WHAT THE TASK REQUIRES:
Look through the records below and give the number of lines holding the string "dann", nothing more.

GIVEN DATA:
----

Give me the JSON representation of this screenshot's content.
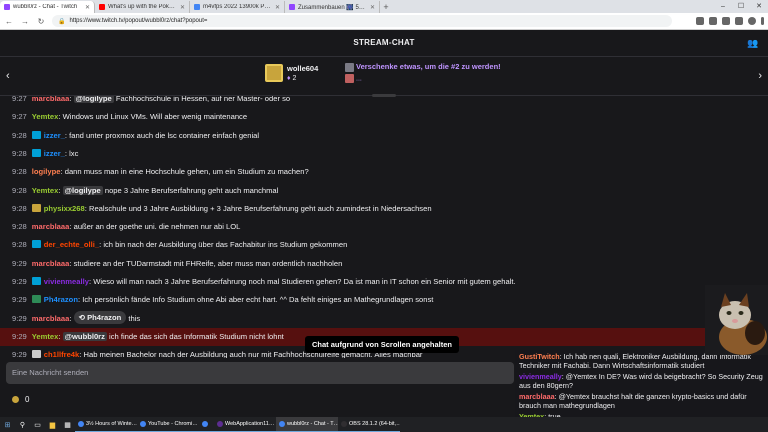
{
  "browser": {
    "tabs": [
      {
        "title": "wubbl0rz - Chat - Twitch",
        "color": "#9146ff",
        "active": true
      },
      {
        "title": "What's up with the Pokémon BDSP…",
        "color": "#ff0000",
        "active": false
      },
      {
        "title": "m4vfps 2022 13900k Preisvergleich…",
        "color": "#4285f4",
        "active": false
      },
      {
        "title": "Zusammenbauen 🎆 500€ …",
        "color": "#9146ff",
        "active": false
      }
    ],
    "new_tab": "+",
    "url": "https://www.twitch.tv/popout/wubbl0rz/chat?popout=",
    "back": "←",
    "forward": "→",
    "reload": "↻",
    "min": "–",
    "max": "☐",
    "close": "✕"
  },
  "chat": {
    "title": "STREAM-CHAT",
    "users_icon": "👥"
  },
  "gift": {
    "name": "wolle604",
    "count": "2",
    "cta": "Verschenke etwas, um die #2 zu werden!",
    "more": "..."
  },
  "messages": [
    {
      "time": "9:27",
      "user": "marcblaaa",
      "color": "#ff6b6b",
      "badge": "",
      "mention": "@logilype",
      "text": " Fachhochschule in Hessen, auf ner Master- oder so"
    },
    {
      "time": "9:27",
      "user": "Yemtex",
      "color": "#9acd32",
      "badge": "",
      "mention": "",
      "text": "Windows und Linux VMs. Will aber wenig maintenance"
    },
    {
      "time": "9:28",
      "user": "izzer_",
      "color": "#1e90ff",
      "badge": "#00a0d6",
      "mention": "",
      "text": "fand unter proxmox auch die lsc container einfach genial"
    },
    {
      "time": "9:28",
      "user": "izzer_",
      "color": "#1e90ff",
      "badge": "#00a0d6",
      "mention": "",
      "text": "lxc"
    },
    {
      "time": "9:28",
      "user": "logilype",
      "color": "#ff7f50",
      "badge": "",
      "mention": "",
      "text": "dann muss man in eine Hochschule gehen, um ein Studium zu machen?"
    },
    {
      "time": "9:28",
      "user": "Yemtex",
      "color": "#9acd32",
      "badge": "",
      "mention": "@logilype",
      "text": " nope 3 Jahre Berufserfahrung geht auch manchmal"
    },
    {
      "time": "9:28",
      "user": "physixx268",
      "color": "#9acd32",
      "badge": "#c8a43c",
      "mention": "",
      "text": "Realschule und 3 Jahre Ausbildung + 3 Jahre Berufserfahrung geht auch zumindest in Niedersachsen"
    },
    {
      "time": "9:28",
      "user": "marcblaaa",
      "color": "#ff6b6b",
      "badge": "",
      "mention": "",
      "text": "außer an der goethe uni. die nehmen nur abi LOL"
    },
    {
      "time": "9:28",
      "user": "der_echte_olli_",
      "color": "#ff4500",
      "badge": "#00a0d6",
      "mention": "",
      "text": "ich bin nach der Ausbildung über das Fachabitur ins Studium gekommen"
    },
    {
      "time": "9:29",
      "user": "marcblaaa",
      "color": "#ff6b6b",
      "badge": "",
      "mention": "",
      "text": "studiere an der TUDarmstadt mit FHReife, aber muss man ordentlich nachholen"
    },
    {
      "time": "9:29",
      "user": "vivienmeally",
      "color": "#8a2be2",
      "badge": "#00a0d6",
      "mention": "",
      "text": "Wieso will man nach 3 Jahre Berufserfahrung noch mal Studieren gehen? Da ist man in IT schon ein Senior mit gutem gehalt."
    },
    {
      "time": "9:29",
      "user": "Ph4razon",
      "color": "#1e90ff",
      "badge": "#2e8b57",
      "mention": "",
      "text": "Ich persönlich fände Info Studium ohne Abi aber echt hart. ^^ Da fehlt einiges an Mathegrundlagen sonst"
    },
    {
      "time": "9:29",
      "user": "marcblaaa",
      "color": "#ff6b6b",
      "badge": "",
      "mention": "",
      "text": "this"
    },
    {
      "time": "9:29",
      "user": "Yemtex",
      "color": "#9acd32",
      "badge": "",
      "mention": "@wubbl0rz",
      "text": " ich finde das sich das Informatik Studium nicht lohnt"
    },
    {
      "time": "9:29",
      "user": "ch1llfre4k",
      "color": "#ff4500",
      "badge": "#cccccc",
      "mention": "",
      "text": "Hab meinen Bachelor nach der Ausbildung auch nur mit Fachhochschulreife gemacht. Alles machbar"
    }
  ],
  "reply_pill": "Ph4razon",
  "paused_notice": "Chat aufgrund von Scrollen angehalten",
  "input": {
    "placeholder": "Eine Nachricht senden"
  },
  "channel_points": "0",
  "overlay_messages": [
    {
      "user": "GustiTwitch",
      "color": "#ff7f50",
      "text": "Ich hab nen quali, Elektroniker Ausbildung, dann Informatik Techniker mit Fachabi. Dann Wirtschaftsinformatik studiert"
    },
    {
      "user": "vivienmeally",
      "color": "#8a2be2",
      "text": "@Yemtex In DE? Was wird da beigebracht? So Security Zeug aus den 80gern?"
    },
    {
      "user": "marcblaaa",
      "color": "#ff6b6b",
      "text": "@Yemtex brauchst halt die ganzen krypto-basics und dafür brauch man mathegrundlagen"
    },
    {
      "user": "Yemtex",
      "color": "#9acd32",
      "text": "true"
    }
  ],
  "taskbar": {
    "apps": [
      {
        "title": "3½ Hours of Winte…",
        "color": "#4285f4"
      },
      {
        "title": "YouTube - Chromi…",
        "color": "#4285f4"
      },
      {
        "title": "",
        "color": "#4285f4"
      },
      {
        "title": "WebApplication11…",
        "color": "#5c2d91"
      },
      {
        "title": "wubbl0rz - Chat - T…",
        "color": "#4285f4"
      },
      {
        "title": "OBS 28.1.2 (64-bit,…",
        "color": "#302e31"
      }
    ]
  }
}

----

RESPONSE BOX:
2